EXERCISE DETAILS: The answer must consist of every line from the data that holds the string "heading".

'''

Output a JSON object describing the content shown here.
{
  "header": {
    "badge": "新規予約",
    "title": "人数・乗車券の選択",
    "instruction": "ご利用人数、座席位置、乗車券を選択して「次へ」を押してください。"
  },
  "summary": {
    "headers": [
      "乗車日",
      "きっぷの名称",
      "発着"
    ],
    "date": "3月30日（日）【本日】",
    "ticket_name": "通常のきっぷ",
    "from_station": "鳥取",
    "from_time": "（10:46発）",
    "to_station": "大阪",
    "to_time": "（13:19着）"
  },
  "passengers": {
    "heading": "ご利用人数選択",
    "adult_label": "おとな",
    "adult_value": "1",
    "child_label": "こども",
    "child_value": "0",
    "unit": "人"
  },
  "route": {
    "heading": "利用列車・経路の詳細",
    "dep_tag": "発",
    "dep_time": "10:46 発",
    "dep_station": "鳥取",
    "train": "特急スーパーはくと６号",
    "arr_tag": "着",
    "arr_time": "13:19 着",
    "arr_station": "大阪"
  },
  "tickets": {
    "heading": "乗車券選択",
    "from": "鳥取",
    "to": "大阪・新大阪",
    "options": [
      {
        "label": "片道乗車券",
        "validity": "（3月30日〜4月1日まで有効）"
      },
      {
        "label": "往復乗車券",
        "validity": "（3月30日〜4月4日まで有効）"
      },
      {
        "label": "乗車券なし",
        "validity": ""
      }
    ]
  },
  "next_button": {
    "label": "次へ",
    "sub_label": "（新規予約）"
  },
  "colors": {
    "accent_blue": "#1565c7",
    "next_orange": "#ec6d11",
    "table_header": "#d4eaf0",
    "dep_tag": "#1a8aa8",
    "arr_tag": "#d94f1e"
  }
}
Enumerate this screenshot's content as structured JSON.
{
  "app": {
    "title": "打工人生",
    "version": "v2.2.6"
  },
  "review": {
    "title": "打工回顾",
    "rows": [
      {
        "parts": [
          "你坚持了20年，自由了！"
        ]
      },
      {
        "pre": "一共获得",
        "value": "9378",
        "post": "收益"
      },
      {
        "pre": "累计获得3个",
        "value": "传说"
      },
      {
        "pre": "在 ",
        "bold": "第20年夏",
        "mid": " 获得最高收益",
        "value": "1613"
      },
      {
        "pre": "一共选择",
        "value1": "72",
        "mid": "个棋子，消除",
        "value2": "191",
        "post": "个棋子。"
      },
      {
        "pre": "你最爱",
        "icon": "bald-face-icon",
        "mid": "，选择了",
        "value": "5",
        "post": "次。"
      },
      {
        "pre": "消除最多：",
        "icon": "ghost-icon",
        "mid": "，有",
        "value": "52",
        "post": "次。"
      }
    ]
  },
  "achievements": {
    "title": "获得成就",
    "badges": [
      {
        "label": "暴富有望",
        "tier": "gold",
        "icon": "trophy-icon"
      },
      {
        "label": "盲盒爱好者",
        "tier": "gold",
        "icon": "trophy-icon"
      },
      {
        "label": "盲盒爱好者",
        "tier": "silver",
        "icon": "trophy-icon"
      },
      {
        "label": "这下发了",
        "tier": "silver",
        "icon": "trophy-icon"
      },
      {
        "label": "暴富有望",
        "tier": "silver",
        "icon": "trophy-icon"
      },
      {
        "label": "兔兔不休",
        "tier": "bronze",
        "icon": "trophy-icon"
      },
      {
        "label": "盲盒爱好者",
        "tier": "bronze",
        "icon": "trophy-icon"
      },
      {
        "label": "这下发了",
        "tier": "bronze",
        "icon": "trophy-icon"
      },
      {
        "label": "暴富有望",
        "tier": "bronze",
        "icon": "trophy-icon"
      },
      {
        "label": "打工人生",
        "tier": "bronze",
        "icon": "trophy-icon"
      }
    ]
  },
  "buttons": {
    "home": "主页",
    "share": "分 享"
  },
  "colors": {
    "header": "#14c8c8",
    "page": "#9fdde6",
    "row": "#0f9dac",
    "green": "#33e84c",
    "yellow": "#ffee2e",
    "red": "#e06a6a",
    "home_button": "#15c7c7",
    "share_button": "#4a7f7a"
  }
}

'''

SOLUTION BELOW:
    "heading": "ご利用人数選択",
    "heading": "利用列車・経路の詳細",
    "heading": "乗車券選択",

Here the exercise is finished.